Monday, November 2, 2009

No on Issue 2

Here's a repost from Michael Ruhlman's blog. Please check his blog out at

November 1, 2009

Issue 2 would create an amendment to the state constitution, instituting a board with the legal authority to set and enforce the care of livestock throughout the state. Vote no. It's apparently a move to preempt national animal-rights groups from demanding changes in farm facilities that would cost big ag money and put smaller farmers out of business. A constitutional amendment is not the way to do this, especially given the vague wording on who would be on this board and how they would get there. My thoughts are these:

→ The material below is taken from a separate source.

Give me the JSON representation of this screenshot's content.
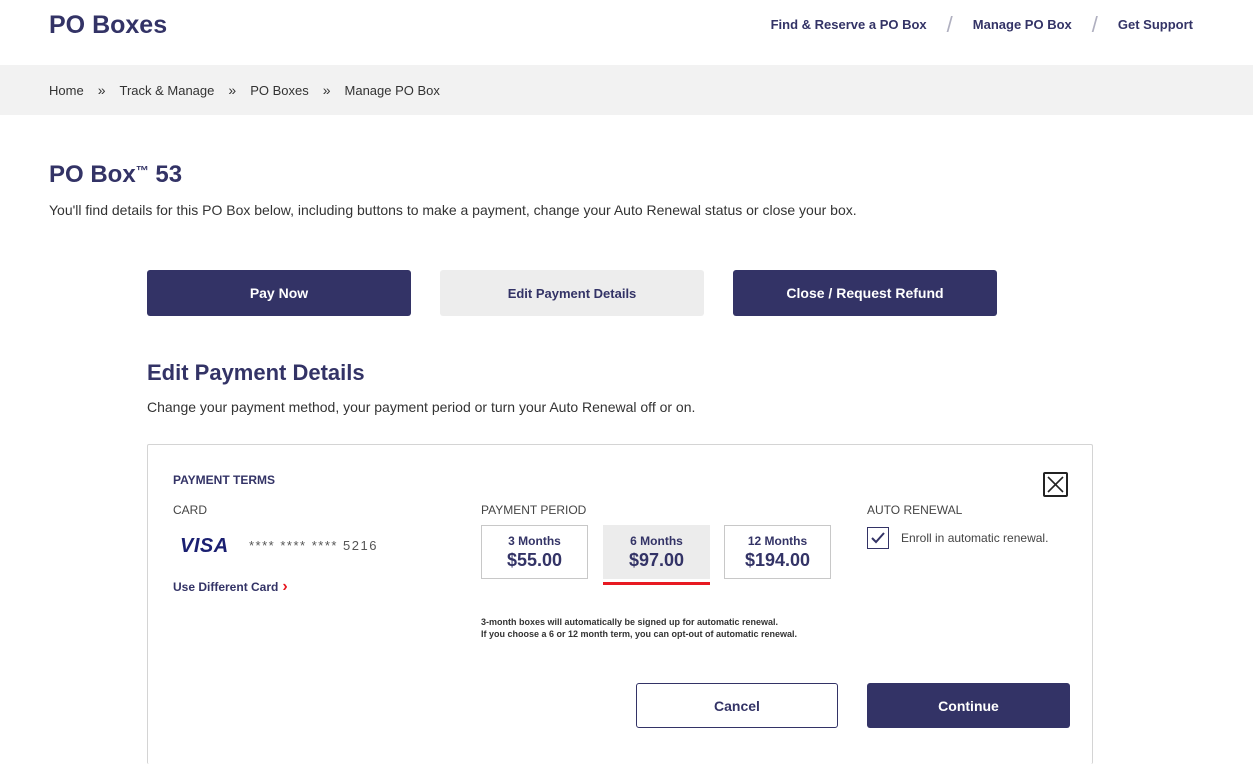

This is a really tricky issue with dangers on both sides. I'm truly skeptical of everything big agricultural interests do. If Issue 2 passes, this new board could basically say that the hundreds of CAFO's in Ohio are just dandy, carry on. They could also tell small farmers that it is illegal to pasture raise your animals due to safety concerns. Also, the ads urging voters to vote yes are downright creepy in their opacity. Without saying at all what the issue is about, they present bucolic images of small farm families with the message that a yes vote is a vote for safe wholesome food. As if anyone would vote for unsafe, nasty food. The deceptive, arguably dishonest, nature of the ad is, in itself, enough for me to distrust the interests pushing this issue.

On the other hand if the board were truly representative of all the voices out there, both big and little ag, as well as farmers concerned about good animal husbandry and animal care experts, it could be a good thing. I spoke yesterday with a fierce small-farm advocate who's referred to at the capitol by big ag as "the raw milk lady" who is for Issue 2. Acknowledging that the issue presented two difficult extremes, she seems to want to fight for what's right within the system, and she's also concerned that outside interests such as animal-rights groups may make good food too expensive for low-income families, which is and should be a primary goal—making good, humanely raised food available to everyone.

Such food must be founded on a good economic model if it is to succeed. While I don't want animal rights groups forcing any Ohio farmers out of business (business that will simply go elsewhere and do the same thing), I don't believe a constitutional amendment setting up some vaguely-worded board to create legal standards for animal husbandry in Ohio is a step forward; and it may well be a bad step backward. Read the Tom Suddes opinion piece below for a more black-and-white, Big-Ag-is-evil take on the subject. And keep paying attention to where your food comes from.

Download Issue 2 itself.

Download Issue2factsheet on the legal issues.

Here is a link to Thomas Suddes strongly worded opinion in The Plain Dealer.